*** Opening AVAILABLE DATA ***
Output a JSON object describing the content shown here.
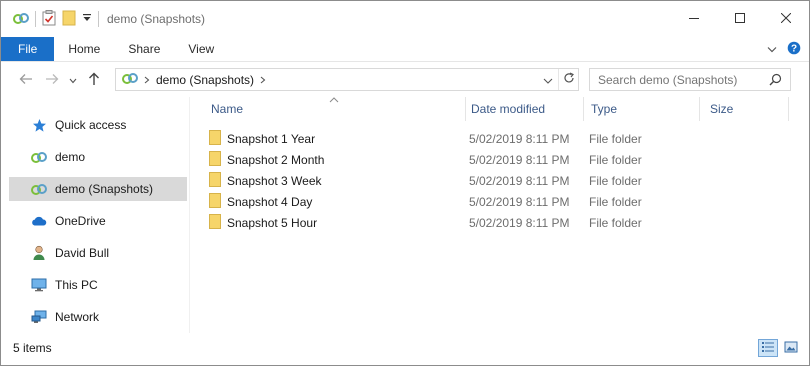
{
  "window": {
    "title": "demo (Snapshots)",
    "controls": {
      "minimize": "minimize-icon",
      "maximize": "maximize-icon",
      "close": "close-icon"
    }
  },
  "ribbon": {
    "tabs": [
      {
        "label": "File"
      },
      {
        "label": "Home"
      },
      {
        "label": "Share"
      },
      {
        "label": "View"
      }
    ]
  },
  "address": {
    "path": "demo (Snapshots)"
  },
  "search": {
    "placeholder": "Search demo (Snapshots)"
  },
  "sidebar": {
    "items": [
      {
        "label": "Quick access",
        "icon": "star-icon"
      },
      {
        "label": "demo",
        "icon": "sync-cloud-icon"
      },
      {
        "label": "demo (Snapshots)",
        "icon": "sync-cloud-icon",
        "selected": true
      },
      {
        "label": "OneDrive",
        "icon": "onedrive-icon"
      },
      {
        "label": "David Bull",
        "icon": "user-icon"
      },
      {
        "label": "This PC",
        "icon": "computer-icon"
      },
      {
        "label": "Network",
        "icon": "network-icon"
      }
    ]
  },
  "columns": {
    "name": "Name",
    "date": "Date modified",
    "type": "Type",
    "size": "Size"
  },
  "files": [
    {
      "name": "Snapshot 1 Year",
      "date": "5/02/2019 8:11 PM",
      "type": "File folder"
    },
    {
      "name": "Snapshot 2 Month",
      "date": "5/02/2019 8:11 PM",
      "type": "File folder"
    },
    {
      "name": "Snapshot 3 Week",
      "date": "5/02/2019 8:11 PM",
      "type": "File folder"
    },
    {
      "name": "Snapshot 4 Day",
      "date": "5/02/2019 8:11 PM",
      "type": "File folder"
    },
    {
      "name": "Snapshot 5 Hour",
      "date": "5/02/2019 8:11 PM",
      "type": "File folder"
    }
  ],
  "status": {
    "items_count": "5 items"
  },
  "colors": {
    "file_tab": "#1a6fc8",
    "column_header": "#3c5a88",
    "selected_nav": "#d9d9d9",
    "folder": "#f6d56a"
  }
}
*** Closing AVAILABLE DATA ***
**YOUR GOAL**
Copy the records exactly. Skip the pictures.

**EXERCISE RESPONSE**
Output a JSON object describing the content shown here.
{
  "window": {
    "title": "demo (Snapshots)",
    "controls": {
      "minimize": "minimize-icon",
      "maximize": "maximize-icon",
      "close": "close-icon"
    }
  },
  "ribbon": {
    "tabs": [
      {
        "label": "File"
      },
      {
        "label": "Home"
      },
      {
        "label": "Share"
      },
      {
        "label": "View"
      }
    ]
  },
  "address": {
    "path": "demo (Snapshots)"
  },
  "search": {
    "placeholder": "Search demo (Snapshots)"
  },
  "sidebar": {
    "items": [
      {
        "label": "Quick access",
        "icon": "star-icon"
      },
      {
        "label": "demo",
        "icon": "sync-cloud-icon"
      },
      {
        "label": "demo (Snapshots)",
        "icon": "sync-cloud-icon",
        "selected": true
      },
      {
        "label": "OneDrive",
        "icon": "onedrive-icon"
      },
      {
        "label": "David Bull",
        "icon": "user-icon"
      },
      {
        "label": "This PC",
        "icon": "computer-icon"
      },
      {
        "label": "Network",
        "icon": "network-icon"
      }
    ]
  },
  "columns": {
    "name": "Name",
    "date": "Date modified",
    "type": "Type",
    "size": "Size"
  },
  "files": [
    {
      "name": "Snapshot 1 Year",
      "date": "5/02/2019 8:11 PM",
      "type": "File folder"
    },
    {
      "name": "Snapshot 2 Month",
      "date": "5/02/2019 8:11 PM",
      "type": "File folder"
    },
    {
      "name": "Snapshot 3 Week",
      "date": "5/02/2019 8:11 PM",
      "type": "File folder"
    },
    {
      "name": "Snapshot 4 Day",
      "date": "5/02/2019 8:11 PM",
      "type": "File folder"
    },
    {
      "name": "Snapshot 5 Hour",
      "date": "5/02/2019 8:11 PM",
      "type": "File folder"
    }
  ],
  "status": {
    "items_count": "5 items"
  },
  "colors": {
    "file_tab": "#1a6fc8",
    "column_header": "#3c5a88",
    "selected_nav": "#d9d9d9",
    "folder": "#f6d56a"
  }
}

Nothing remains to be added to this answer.